Australian Prime Minister Scott Morrison has spoken with French President Emmanuel Macron for the first time since a diplomatic row erupted over the cancellation of an AU$90 billion (US$65 billion) submarine contract with the European power.
The Elysée Palace issued a statement of the phone call between the two leaders on Oct. 28, saying the move “broke the relationship of trust” between both nations.
“It is now up to the Australian government to propose tangible actions that embody the political will of Australia’s highest authorities to redefine the basis of our bilateral relationship and continue joint action in the Indo-Pacific,” the statement read.
“Looking ahead to the upcoming G20 in Rome and COP26 in Glasgow, the president of the French Republic encouraged the Australian prime minister to adopt ambitious measures commensurate with the climate challenge,” it continued, calling on the government to reduce the production of coal and contribute more to the International Solar Alliance.
The prime minister’s office said the leaders had a “candid discussion” on Australian-French relations.
“The prime minister looks forward to future collaborations on our shared interests, particularly in the Indo-Pacific,” according to a statement obtained by AAP.
A formal face-to-face meeting has not been organised at the upcoming G20 summit, where Prime Minister Scott Morrison is expected to speak on Australia’s contributions to cutting emissions and efforts to address social media risks to children.
Australian Defence Minister Peter Dutton said the call was “productive.”
“Obviously, the French are upset. There is no question about that; they have expressed that, and we understand their frustration,” he told the Nine Network on Oct. 29
“Once we get through that next year, hopefully, we can continue with steps to normalise the relationship, but that’s the situation at the moment.”
French anger was triggered following the announcement of the AUKUS pact between Australia, the United States, and the United Kingdom in September.
While AUKUS promises greater technological collaboration between the allies, the focus has been on how the U.S. and UK governments will assist Australia with acquiring at least eight nuclear-powered submarines.
The move saw the Australian government take up a contractual option to cancel the ongoing Future Submarines Program with a French defence contractor, Naval Group.
French ministers reacted by accusing Australia and the United States of “stabbing it in the back” and proceeded to recall its ambassadors from Canberra and Washington D.C.
Trade deal discussions between the European Union and Australia have also been postponed.
“The reality is that the French should have seen this coming. They should have seen the fact that the submarine they had sold to the Australians under the previous government was not working out,” Greg Copley, president of the International Strategic Studies Association, said. “We would not see this new French design submarine into Australian service for at least 20 years.”
“This is absolutely unacceptable in either economic, political, or strategic terms because we don’t know what the strategic environment is going to be like in 20 years’ time,” he told Emeritus Professor of Law David Flint in an episode of Australia Calling. “And the French persisted in this knowing that this was a great rip-off of Australian taxpayer money for a product which didn’t exist.”

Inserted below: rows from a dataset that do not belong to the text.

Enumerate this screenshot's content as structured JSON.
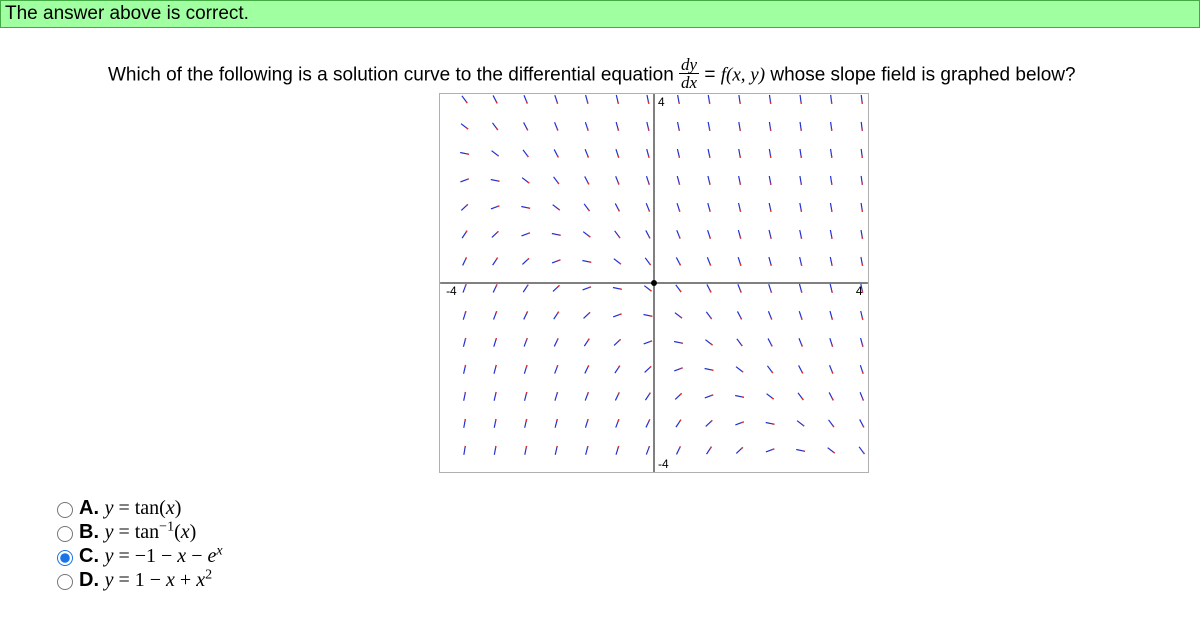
{
  "banner": "The answer above is correct.",
  "question": {
    "prefix": "Which of the following is a solution curve to the differential equation ",
    "frac_num": "dy",
    "frac_den": "dx",
    "middle": " = ",
    "func": "f(x, y)",
    "suffix": " whose slope field is graphed below?"
  },
  "axis": {
    "xmin": -4,
    "xmax": 4,
    "ymin": -4,
    "ymax": 4,
    "label_neg_x": "-4",
    "label_pos_x": "4",
    "label_pos_y": "4",
    "label_neg_y": "-4"
  },
  "chart_data": {
    "type": "vector-field",
    "description": "Slope field for dy/dx = f(x,y) on [-4,4]×[-4,4]. Segments in right half-plane are steep upward; left half-plane shows a diagonal band of near-horizontal slopes where y ≈ -1 - x, with steep upward slopes away from that band.",
    "x_range": [
      -4,
      4
    ],
    "y_range": [
      -4,
      4
    ],
    "grid_step": 0.5,
    "slope_rule": "slope ≈ -1 - x - y (near-horizontal along y = -1 - x; steep elsewhere)",
    "title": "",
    "xlabel": "",
    "ylabel": ""
  },
  "answers": [
    {
      "key": "A",
      "html": "<span class='var'>y</span> = tan(<span class='var'>x</span>)",
      "selected": false
    },
    {
      "key": "B",
      "html": "<span class='var'>y</span> = tan<sup>−1</sup>(<span class='var'>x</span>)",
      "selected": false
    },
    {
      "key": "C",
      "html": "<span class='var'>y</span> = −1 − <span class='var'>x</span> − <span class='var'>e</span><sup><span class='var'>x</span></sup>",
      "selected": true
    },
    {
      "key": "D",
      "html": "<span class='var'>y</span> = 1 − <span class='var'>x</span> + <span class='var'>x</span><sup>2</sup>",
      "selected": false
    }
  ]
}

Joseph Siracusa, adjunct professor of international diplomacy at Curtin University, said the French were upset because AUKUS was a significant step-up in countering Beijing and disrupted French and European efforts to maintain “strategic autonomy” toward the Chinese Communist regime.
“They’ve been trying to avoid choosing between Washington and Beijing. They want their own ‘strategic autonomy,’” he told Sky News Australia on Sept. 20

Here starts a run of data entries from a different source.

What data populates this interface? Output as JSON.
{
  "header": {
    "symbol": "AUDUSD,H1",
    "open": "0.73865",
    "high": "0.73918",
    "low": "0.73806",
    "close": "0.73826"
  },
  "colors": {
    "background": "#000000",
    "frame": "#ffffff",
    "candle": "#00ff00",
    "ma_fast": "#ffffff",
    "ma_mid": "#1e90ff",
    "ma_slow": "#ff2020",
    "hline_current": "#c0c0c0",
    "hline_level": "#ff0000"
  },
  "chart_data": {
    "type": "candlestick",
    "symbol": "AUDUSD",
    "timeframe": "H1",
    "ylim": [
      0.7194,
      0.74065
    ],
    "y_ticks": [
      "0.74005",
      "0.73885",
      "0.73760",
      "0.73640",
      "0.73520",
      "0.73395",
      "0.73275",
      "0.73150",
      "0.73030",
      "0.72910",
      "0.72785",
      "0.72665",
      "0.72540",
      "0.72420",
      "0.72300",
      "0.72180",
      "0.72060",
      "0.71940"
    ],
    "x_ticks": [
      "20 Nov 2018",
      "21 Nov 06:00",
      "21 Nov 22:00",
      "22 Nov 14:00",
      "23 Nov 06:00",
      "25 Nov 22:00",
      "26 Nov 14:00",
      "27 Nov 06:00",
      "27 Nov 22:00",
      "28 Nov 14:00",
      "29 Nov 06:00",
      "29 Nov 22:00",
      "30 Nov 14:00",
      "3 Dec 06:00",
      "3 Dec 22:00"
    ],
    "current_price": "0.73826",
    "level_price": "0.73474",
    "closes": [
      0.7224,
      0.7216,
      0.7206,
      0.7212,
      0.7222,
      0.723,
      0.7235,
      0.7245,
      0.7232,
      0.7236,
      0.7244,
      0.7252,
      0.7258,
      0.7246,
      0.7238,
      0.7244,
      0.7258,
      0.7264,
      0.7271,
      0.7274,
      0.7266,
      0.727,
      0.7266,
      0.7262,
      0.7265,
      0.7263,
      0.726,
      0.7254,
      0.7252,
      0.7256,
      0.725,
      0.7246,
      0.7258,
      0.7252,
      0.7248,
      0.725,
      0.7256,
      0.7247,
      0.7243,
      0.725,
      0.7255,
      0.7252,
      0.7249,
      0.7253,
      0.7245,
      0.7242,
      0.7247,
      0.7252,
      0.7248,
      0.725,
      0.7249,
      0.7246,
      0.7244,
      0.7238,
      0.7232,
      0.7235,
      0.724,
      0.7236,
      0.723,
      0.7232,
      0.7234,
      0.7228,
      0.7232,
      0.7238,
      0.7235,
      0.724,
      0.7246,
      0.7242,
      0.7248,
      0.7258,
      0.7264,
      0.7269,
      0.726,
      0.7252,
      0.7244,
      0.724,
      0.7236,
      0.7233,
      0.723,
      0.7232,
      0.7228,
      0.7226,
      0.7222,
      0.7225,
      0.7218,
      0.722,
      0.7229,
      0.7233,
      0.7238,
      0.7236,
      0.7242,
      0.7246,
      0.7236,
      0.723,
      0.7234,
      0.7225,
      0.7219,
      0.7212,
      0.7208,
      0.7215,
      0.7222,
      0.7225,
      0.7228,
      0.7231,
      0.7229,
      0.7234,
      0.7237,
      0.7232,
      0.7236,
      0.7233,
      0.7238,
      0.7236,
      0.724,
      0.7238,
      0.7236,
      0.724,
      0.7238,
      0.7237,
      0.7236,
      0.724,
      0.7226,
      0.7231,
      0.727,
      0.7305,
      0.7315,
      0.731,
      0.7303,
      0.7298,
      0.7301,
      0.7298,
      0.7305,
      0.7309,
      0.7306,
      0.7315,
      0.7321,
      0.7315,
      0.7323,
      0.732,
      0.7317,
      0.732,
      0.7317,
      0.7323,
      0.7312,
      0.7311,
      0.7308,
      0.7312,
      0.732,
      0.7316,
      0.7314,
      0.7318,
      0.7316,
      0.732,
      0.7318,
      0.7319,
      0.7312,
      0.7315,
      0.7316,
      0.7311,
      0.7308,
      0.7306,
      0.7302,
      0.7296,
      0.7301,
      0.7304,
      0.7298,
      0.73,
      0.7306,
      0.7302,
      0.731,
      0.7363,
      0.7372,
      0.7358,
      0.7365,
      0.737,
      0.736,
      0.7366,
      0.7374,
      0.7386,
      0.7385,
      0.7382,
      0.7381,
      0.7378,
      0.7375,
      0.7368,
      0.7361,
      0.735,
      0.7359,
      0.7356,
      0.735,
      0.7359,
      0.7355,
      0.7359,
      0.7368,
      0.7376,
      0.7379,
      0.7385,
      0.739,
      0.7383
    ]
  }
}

“Europe thought they could play the honest broker between Washington and Beijing, and then wake up one morning and find out that the United States, Britain and Australia have tied up together with this nuclear-enabled deal, and of course, it’s forcing Europe to make decisions it doesn’t want to make,” he said.
The original plan was for the Naval Group to convert 12 of its new Barracuda-class nuclear submarines into diesel-electric powered Attack-class submarines fitted with U.S. weapons systems.
The pioneering, hybrid project was riddled with ongoing delays and cost blowouts from original estimates of AU$10 billion to AU$89.7 billion.
Prime Minister Morrison revealed that the government had already spent AU$2.4 billion (US$1.7 billion) on the project before construction had begun.